Who is the Colorado Criminal Justice Reform Coalition?

Our mission is to reverse the trend of mass incarceration in Colorado. We are a coalition of nearly 7,000 individual members and over 100 faith and community organizations who have united to stop perpetual prison expansion in Colorado through policy and sentence reform.

Our chief areas of interest include drug policy reform, women in prison, racial injustice, the impact of incarceration on children and families, the problems associated with re-entry and stopping the practice of using private prisons in our state.

If you would like to be involved please go to our website and become a member.

Saturday, July 16, 2011

Reali faced long odds in asking Parole Board to free her | long, reali, faced - Colorado Springs Gazette, CO

Reali faced long odds in asking Parole Board to free her | long, reali, faced - Colorado Springs Gazette, CO

Jennifer Reali faced long odds in asking to be paroled this week after serving more than 20 years in prison for the killing of her lover’s wife in 1990.

Of the 83,800 inmates who appeared before the Colorado Parole Board from 2004 to 2008, only 11,100 were released from prison, according to a state audit report.

That amounts to a 13 percent chance of being released early when the decision is up to the Parole Board and not a mandatory condition of sentencing.

Reali was denied after a hearing at the Women’s Correctional Facility in Denver before two members of the Parole Board.

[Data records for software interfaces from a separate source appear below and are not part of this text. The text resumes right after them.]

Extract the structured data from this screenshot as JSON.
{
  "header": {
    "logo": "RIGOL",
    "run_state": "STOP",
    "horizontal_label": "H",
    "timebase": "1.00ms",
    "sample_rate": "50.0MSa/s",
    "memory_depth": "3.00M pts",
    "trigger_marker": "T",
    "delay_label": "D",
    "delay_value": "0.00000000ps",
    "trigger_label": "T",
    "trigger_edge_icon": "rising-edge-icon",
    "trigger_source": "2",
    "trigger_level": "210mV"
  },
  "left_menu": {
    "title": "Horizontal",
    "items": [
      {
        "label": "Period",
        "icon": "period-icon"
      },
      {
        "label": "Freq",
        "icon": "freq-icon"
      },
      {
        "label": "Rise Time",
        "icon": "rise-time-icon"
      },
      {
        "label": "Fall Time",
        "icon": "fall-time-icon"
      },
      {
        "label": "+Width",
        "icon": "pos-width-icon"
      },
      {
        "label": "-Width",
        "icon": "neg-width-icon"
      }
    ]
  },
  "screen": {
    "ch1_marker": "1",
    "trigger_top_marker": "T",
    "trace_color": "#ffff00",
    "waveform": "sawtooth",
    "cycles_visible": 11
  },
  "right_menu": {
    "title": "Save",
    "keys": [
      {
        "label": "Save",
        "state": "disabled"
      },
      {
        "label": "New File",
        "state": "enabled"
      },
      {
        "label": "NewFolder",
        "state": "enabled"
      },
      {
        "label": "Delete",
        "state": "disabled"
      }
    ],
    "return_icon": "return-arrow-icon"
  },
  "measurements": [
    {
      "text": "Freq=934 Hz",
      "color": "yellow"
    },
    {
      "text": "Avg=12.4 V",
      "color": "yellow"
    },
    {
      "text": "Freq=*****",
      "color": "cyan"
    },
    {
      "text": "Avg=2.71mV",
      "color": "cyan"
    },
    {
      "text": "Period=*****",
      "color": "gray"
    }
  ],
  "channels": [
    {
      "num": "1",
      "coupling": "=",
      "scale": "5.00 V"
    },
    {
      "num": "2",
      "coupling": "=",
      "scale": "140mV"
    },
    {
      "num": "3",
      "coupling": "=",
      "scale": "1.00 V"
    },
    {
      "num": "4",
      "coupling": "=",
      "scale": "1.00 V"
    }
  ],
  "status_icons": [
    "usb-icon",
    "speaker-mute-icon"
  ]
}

The 49-year-old will have to wait until 2016 before she can again request a parole hearing.

Reali was convicted of shooting Dianne Hood outside the Otis Park Community Center in September 1990 as Hood left a lupus support meeting. Dressed in camouflage fatigues and wearing a ski mask, Reali ambushed Hood, making a grab for her bag to make it look like a botched robbery attempt before shooting her two times.

She was sentenced to life for the murder. Hood’s husband, Brian, got 37 years in prison for planning the murder and persuading Reali to pull the trigger.

Reali became eligible for parole this year when outgoing Gov. Bill Ritter commuted her sentence in January to bring it more in line with Brian Hood’s punishment.

At Wednesday’s hearing, Reali tearfully apologized for her crime, saying she was not the same person who had been talked into a heinous act. Her parents were at her side, offering her a home and a job if she were released.

Her request for clemency and consideration for parole was supported by the trial judge, the detective who arrested her and Colorado Attorney General John Suthers, the district attorney who convicted her.

The lawyer who defended her, Elvin L. Gentry, said Thursday he doesn’t know what else Reali had to do to earn a second chance.

“When you are eligible for parole, I guess the lesson is ‘fat chance,” Gentry said.


Anonymous said...

There is absolutely no logic to the parole boards decisions.

Susan said...

I hope she will be released in her next hearing. She has shown considerable remorse for what she did and showed that almost immediately after killing Diane Hood. Brian is the one who should never see the light of freedom, for he put her up to doing his dirty work.